Work order
Filter these entries down to the lines that hold the word "ProBuilder", and show each of them.

Given data
+ + + +
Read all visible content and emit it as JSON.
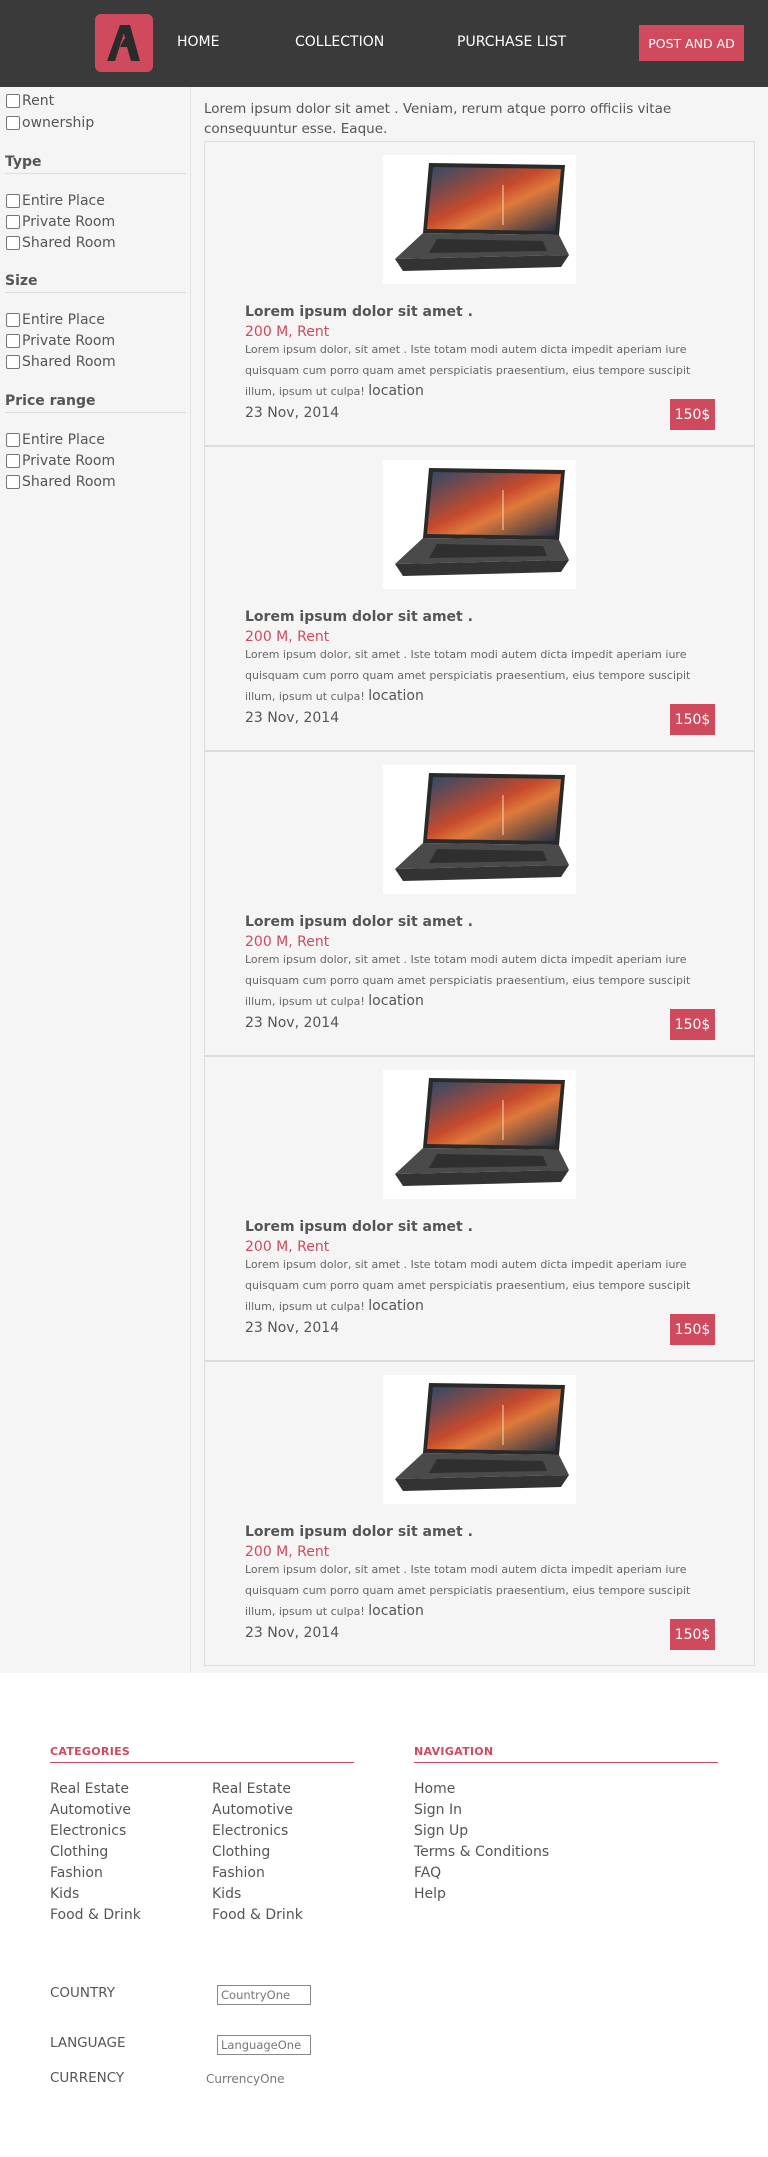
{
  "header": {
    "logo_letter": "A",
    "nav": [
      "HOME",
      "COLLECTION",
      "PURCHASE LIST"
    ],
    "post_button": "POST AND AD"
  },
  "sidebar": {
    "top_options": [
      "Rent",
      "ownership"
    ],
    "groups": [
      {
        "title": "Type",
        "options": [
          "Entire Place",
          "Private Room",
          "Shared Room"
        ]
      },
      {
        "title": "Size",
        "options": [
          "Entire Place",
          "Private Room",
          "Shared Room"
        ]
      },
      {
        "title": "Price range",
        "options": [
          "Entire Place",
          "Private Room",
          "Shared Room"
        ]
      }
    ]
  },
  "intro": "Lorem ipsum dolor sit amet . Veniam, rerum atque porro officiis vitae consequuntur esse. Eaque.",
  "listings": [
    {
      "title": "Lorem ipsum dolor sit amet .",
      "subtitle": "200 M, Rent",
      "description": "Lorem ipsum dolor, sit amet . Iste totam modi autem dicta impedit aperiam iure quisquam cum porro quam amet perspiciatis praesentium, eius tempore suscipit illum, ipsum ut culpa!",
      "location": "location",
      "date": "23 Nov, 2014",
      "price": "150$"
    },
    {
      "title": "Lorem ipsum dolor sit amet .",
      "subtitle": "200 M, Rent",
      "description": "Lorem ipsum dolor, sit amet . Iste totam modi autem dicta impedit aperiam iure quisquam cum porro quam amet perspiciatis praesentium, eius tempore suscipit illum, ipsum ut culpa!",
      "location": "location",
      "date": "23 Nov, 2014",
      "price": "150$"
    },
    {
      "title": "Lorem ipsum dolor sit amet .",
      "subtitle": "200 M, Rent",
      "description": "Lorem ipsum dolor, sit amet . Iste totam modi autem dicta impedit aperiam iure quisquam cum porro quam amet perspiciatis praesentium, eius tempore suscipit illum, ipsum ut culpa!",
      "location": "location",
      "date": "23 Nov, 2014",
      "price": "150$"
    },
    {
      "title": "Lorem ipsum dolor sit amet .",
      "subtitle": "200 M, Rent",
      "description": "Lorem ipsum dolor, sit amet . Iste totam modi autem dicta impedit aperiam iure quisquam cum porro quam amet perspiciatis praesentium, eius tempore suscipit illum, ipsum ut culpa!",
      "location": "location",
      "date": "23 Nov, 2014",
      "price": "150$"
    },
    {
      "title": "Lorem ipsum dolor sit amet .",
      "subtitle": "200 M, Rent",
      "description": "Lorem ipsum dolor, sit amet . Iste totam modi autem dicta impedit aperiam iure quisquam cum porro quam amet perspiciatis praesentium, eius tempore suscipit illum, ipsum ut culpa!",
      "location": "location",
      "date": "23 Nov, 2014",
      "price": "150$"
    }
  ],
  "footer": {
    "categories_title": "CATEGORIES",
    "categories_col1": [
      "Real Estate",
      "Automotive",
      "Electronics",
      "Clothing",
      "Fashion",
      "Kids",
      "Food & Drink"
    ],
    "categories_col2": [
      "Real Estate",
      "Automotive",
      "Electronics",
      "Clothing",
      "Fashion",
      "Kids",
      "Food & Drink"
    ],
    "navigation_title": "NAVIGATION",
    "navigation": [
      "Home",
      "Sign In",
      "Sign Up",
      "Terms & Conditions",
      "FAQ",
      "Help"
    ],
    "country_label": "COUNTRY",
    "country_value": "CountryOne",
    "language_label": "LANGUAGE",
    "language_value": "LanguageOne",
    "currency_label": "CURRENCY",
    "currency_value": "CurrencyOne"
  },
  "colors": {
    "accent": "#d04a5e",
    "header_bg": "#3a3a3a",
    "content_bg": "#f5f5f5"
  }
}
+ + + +
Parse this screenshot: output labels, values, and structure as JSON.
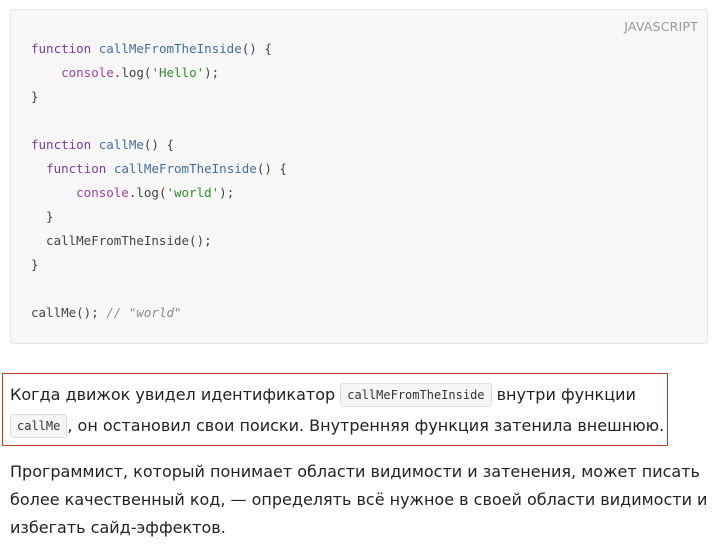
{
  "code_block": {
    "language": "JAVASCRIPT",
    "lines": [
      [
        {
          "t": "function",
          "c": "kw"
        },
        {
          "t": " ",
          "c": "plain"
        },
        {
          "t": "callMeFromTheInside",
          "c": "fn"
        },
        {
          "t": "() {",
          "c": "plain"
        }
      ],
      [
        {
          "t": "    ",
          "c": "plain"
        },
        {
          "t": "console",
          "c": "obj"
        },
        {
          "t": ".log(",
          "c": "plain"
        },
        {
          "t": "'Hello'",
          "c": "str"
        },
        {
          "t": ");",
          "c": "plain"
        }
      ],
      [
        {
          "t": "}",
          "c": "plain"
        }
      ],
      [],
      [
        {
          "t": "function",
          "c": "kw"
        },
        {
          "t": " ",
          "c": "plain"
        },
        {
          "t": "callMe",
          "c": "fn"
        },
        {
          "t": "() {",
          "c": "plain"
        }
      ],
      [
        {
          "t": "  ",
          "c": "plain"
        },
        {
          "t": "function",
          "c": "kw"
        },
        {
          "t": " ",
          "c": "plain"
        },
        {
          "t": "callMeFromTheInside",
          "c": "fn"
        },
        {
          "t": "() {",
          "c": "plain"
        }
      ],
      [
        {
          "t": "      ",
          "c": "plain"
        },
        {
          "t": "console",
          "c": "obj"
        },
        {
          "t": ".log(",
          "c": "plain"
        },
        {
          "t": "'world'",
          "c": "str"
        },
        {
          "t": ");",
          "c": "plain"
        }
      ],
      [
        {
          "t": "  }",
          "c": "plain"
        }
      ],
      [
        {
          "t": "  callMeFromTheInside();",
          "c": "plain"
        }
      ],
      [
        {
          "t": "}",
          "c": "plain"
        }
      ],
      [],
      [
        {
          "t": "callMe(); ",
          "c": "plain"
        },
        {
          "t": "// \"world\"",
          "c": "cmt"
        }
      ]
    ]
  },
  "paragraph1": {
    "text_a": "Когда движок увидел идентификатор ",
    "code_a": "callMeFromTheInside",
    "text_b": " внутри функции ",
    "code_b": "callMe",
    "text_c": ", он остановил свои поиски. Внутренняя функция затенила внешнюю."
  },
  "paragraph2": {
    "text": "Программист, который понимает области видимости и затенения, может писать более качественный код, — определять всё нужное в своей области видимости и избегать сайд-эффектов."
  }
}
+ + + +
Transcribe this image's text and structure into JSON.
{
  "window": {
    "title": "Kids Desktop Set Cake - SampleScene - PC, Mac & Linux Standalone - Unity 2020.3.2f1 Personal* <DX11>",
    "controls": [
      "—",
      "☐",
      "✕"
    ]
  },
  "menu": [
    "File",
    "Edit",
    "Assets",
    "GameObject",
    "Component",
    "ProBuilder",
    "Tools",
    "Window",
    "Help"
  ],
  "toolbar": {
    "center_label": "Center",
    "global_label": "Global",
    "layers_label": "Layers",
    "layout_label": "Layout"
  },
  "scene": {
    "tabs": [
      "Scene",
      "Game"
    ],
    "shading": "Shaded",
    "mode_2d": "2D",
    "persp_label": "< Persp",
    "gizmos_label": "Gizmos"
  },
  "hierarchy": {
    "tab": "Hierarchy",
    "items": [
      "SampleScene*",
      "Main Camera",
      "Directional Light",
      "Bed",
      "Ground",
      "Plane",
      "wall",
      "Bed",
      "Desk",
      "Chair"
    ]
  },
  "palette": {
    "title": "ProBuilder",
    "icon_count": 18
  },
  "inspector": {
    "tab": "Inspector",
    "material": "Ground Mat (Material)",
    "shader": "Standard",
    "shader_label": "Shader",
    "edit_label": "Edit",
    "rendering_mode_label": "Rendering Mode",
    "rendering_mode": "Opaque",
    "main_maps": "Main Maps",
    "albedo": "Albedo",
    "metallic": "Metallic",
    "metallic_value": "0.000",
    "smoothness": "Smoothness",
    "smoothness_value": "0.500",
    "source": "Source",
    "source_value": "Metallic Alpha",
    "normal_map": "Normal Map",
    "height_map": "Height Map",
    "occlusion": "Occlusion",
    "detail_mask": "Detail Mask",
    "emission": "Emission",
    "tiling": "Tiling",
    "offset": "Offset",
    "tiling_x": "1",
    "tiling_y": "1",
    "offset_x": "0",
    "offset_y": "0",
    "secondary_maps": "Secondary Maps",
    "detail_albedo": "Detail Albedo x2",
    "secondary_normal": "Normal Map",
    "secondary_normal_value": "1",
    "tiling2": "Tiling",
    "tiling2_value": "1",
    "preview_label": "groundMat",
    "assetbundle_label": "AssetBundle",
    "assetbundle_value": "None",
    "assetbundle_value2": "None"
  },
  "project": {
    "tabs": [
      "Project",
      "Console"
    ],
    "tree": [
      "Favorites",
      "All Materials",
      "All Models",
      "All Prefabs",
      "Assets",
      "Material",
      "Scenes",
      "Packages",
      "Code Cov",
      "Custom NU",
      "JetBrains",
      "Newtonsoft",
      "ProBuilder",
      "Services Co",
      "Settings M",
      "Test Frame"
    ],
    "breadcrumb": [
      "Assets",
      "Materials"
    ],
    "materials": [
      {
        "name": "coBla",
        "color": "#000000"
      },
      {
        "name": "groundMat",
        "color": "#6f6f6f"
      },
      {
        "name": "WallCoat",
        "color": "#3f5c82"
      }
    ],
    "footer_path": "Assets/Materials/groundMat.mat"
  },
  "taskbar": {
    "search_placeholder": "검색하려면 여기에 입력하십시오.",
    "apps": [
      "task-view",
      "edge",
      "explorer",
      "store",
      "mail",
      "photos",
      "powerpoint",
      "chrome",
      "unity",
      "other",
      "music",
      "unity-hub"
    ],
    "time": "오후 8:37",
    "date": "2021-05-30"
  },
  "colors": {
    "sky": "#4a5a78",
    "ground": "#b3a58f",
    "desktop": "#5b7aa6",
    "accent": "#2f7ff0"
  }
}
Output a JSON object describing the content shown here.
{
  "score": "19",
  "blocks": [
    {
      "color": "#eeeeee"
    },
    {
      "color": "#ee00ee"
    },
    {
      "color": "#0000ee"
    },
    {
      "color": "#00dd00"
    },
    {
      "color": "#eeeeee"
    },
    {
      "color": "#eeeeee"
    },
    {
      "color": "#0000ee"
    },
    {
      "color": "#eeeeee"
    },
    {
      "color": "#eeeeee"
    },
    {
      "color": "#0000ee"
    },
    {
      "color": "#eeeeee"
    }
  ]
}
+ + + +
Answer space
    "ProBuilder",
    "title": "ProBuilder",
      "ProBuilder",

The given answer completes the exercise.